- Lake Magadi is a lake found in the Great Rift Valley of Kenya, Africa, that has a notably high salt content; and ‘magadi’ means ‘soda’ in the native Swahili language.
- Lake Magadi covers an area greater than 100 square kilometres (39 square miles), and it is roughly 32 kilometres (20 miles) in length and 3.2 kilometres (2 miles) in width, at its furthermost points.
- The salt density of Lake Magadi is quite high, with some salt deposits in the lake reaching 40 metres (131 feet) in thickness.
- Lake Magadi is mostly fed by water sources of a high salt content, including various hot springs on the edge of the lake, and some streams, particularly during the wet season; and the lake has no outlet, as the water mostly evaporates.
- Due to Lake Magadi’s large quantities of salt, one of the only fauna species found in the lake is a cichlid fish, with the scientific name Alcolapia grahami, which is endemic to the edges of the lake where the water temperature is tolerable.
- A type of mineral – trona – can be found abundant in Lake Magadi, from which sodium carbonate, or soda ash is extracted; a chemical that is commonly used in dyeing fabric, and creating glass and paper.
- Lake Magadi is among the largest sources of trona in the world; and the lake is surrounded by igneous rocks, and sits at at the lowest part of the valley it is found in, at approximately 600 m (1968.5 feet) above sea level.
- When Lake Magadi contains water, typically up to a metre deep (3.2 feet), it is a bright pink colour, as a result of the salt content.
- Lake Magadi is a popular wading and breeding site for flocks of flamingos, and other birds also gather in the area, making it a favoured bird watching location.
- Lake Magadi is under threat from pollution from nearby areas, partly from environmentally hazardous farming methods, and as a result the quality of soda ash mined from the lake has decreased in recent years.
Kairu P, Lake Magadi Slowly Choking, 2015, Daily Nation,http://www.nation.co.ke/lifestyle/DN2/Lake-Magadi-slowly-choking–/-/957860/2798804/-/g28hplz/-/index.html
Something that can live forever like the immortal jellyfish is a very curious thing.
- Immortal jellyfish are a species of jellyfish found in the oceans near Japan and the Mediterranean area, though populations of them are popping up in various areas across the globe, and their movement to new areas is thought to be assisted by their travel in water held in the base of ships.
- The scientific name of an immortal jellyfish is Turritopsis dohrnii and it is from the family Oceaniidae, a family of hydrozoans, and the species has also been dubbed as the ‘Benjamin Button jellyfish’.
- Immortal jellyfish start life as larvae, that develop into polyps that have a similar appearance to soft coral, before they reach the mature jellyfish stage.
- Immortal jellyfish adults are very small in size, reaching approximately 4.5 to 10 millimetres (0.18 to 0.4 inches) in diameter, and they are a transparent colour, sometimes with a vivid red stomach in its centre.

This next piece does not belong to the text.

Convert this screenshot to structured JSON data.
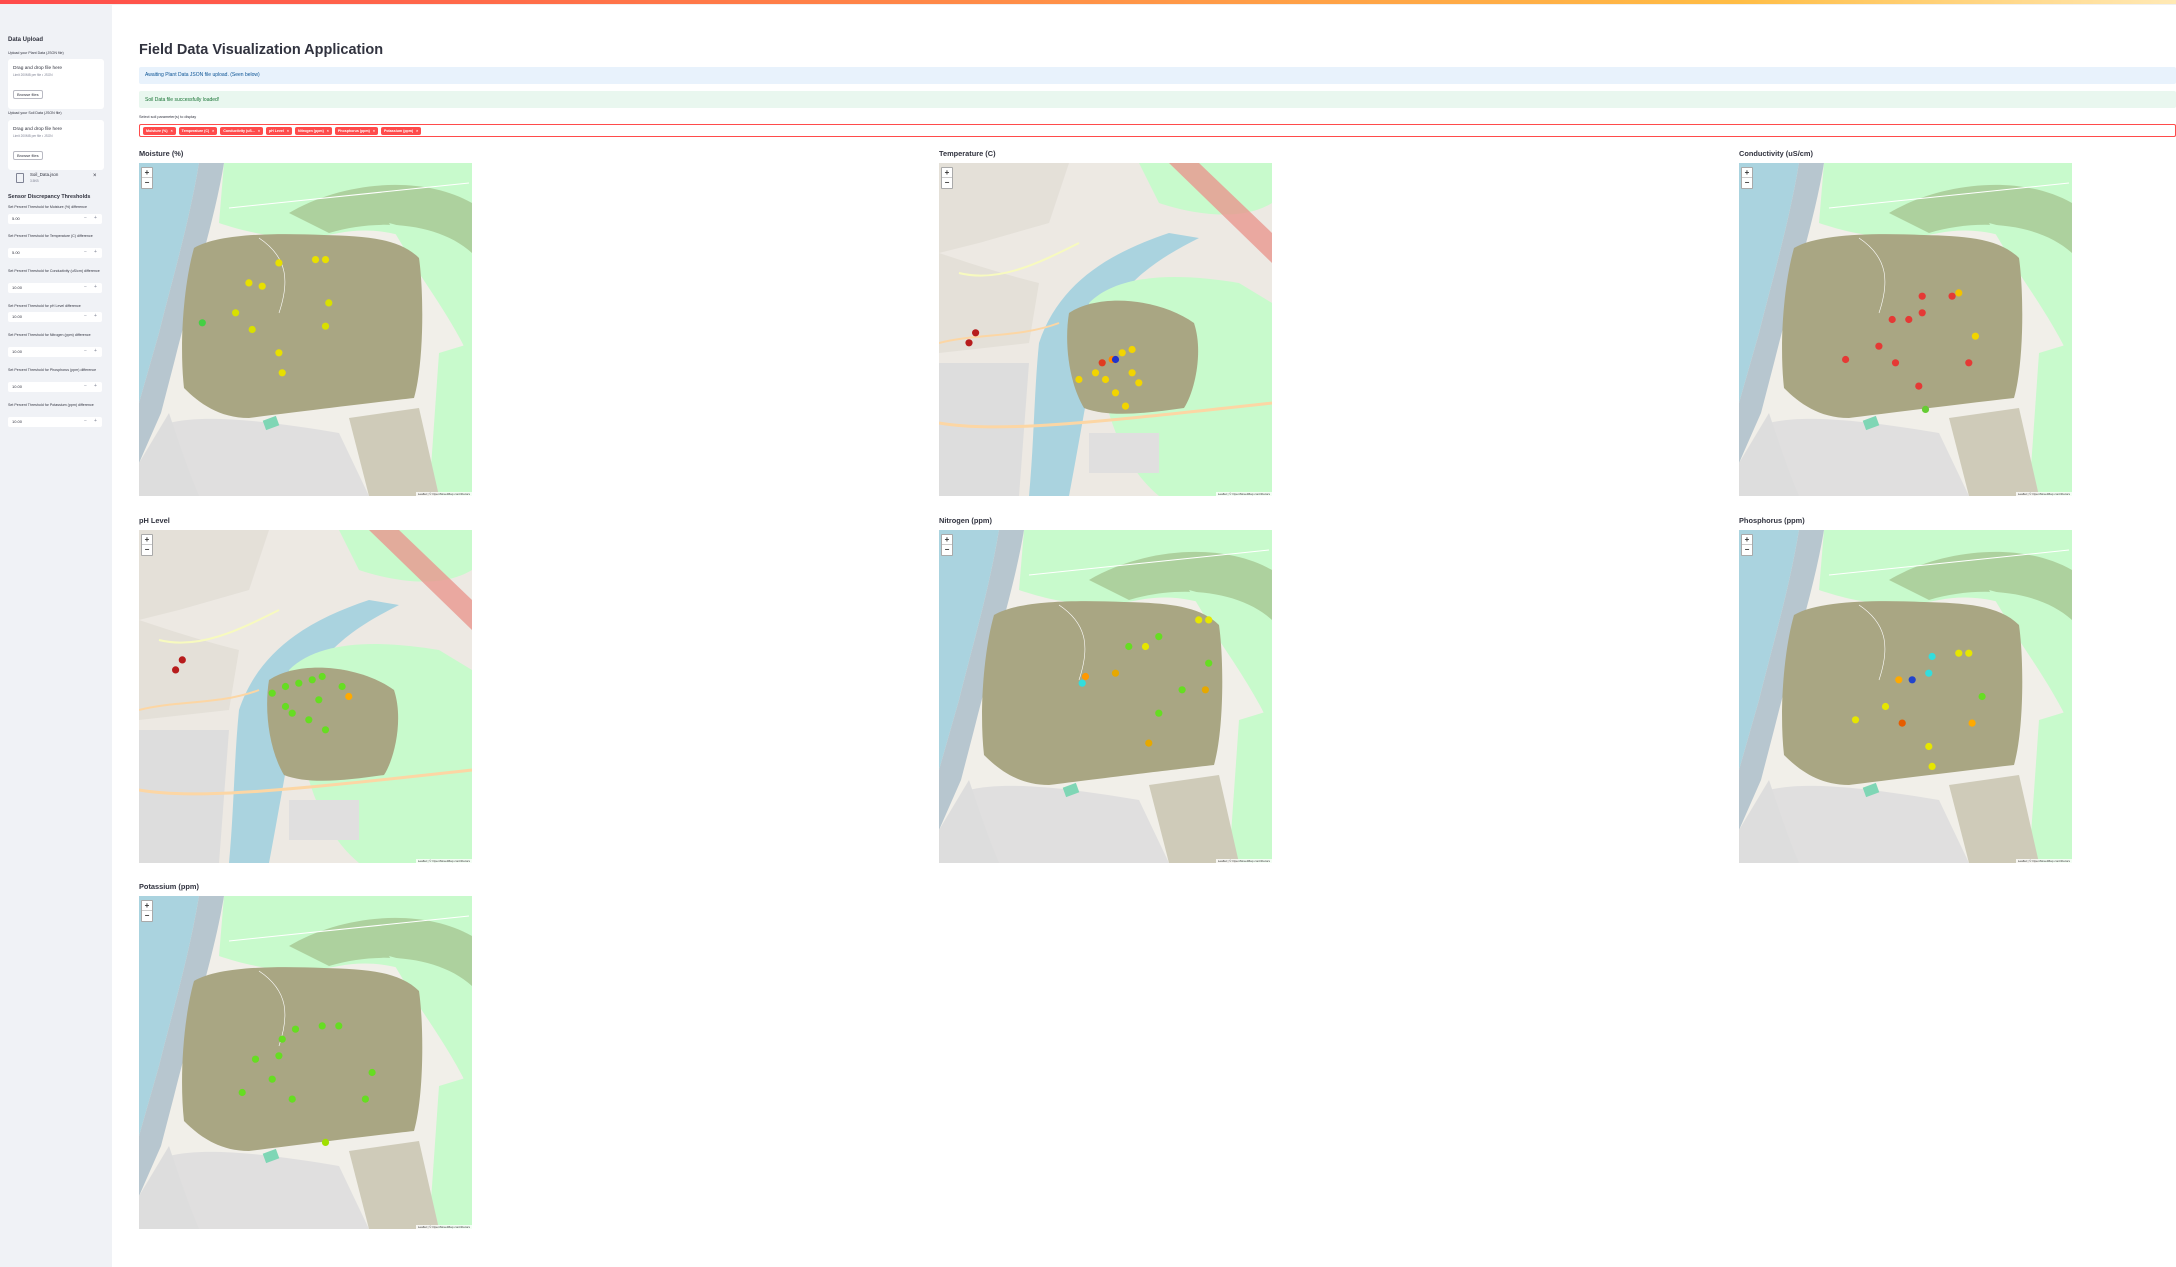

- Immortal jellyfish are best known for their ability to avoid death from old age or severe wounds, by reverting back into a polyp form from being an adult jellyfish, by altering their cells – a process called ‘transdifferentiation’.
- As a result of reversions, immortal jellyfish can create numerous exact duplicates of themselves, as one polyp can release a number of medusae (jellyfish).
- Triggers that can cause immortal jellyfish to revert to polyps include old age, stress, illness, injuries and feeling threatened, though as yet, they have not been seen reverting from adult to polyp forms in their ocean environment, but rather only in laboratory settings.
- The immortal jellyfish of the species Turritopsis dohrnii, is often confused with the visually-similar Turritopsis nutricula and Turritopsis rubra, with images and common names of the three species frequently confused with each other.
- Despite the immortal’s jellyfish ability to refrain from dying from age, rendering it fairly immortal, the animal can be killed by disease or by natural marine predators.
- The immortal jellyfish’s strange properties were first discovered in 1988, by Christian Sommer from Germany, who was studying to be a marine biologist, and this kick-started significant interest in and further research of the jellyfish.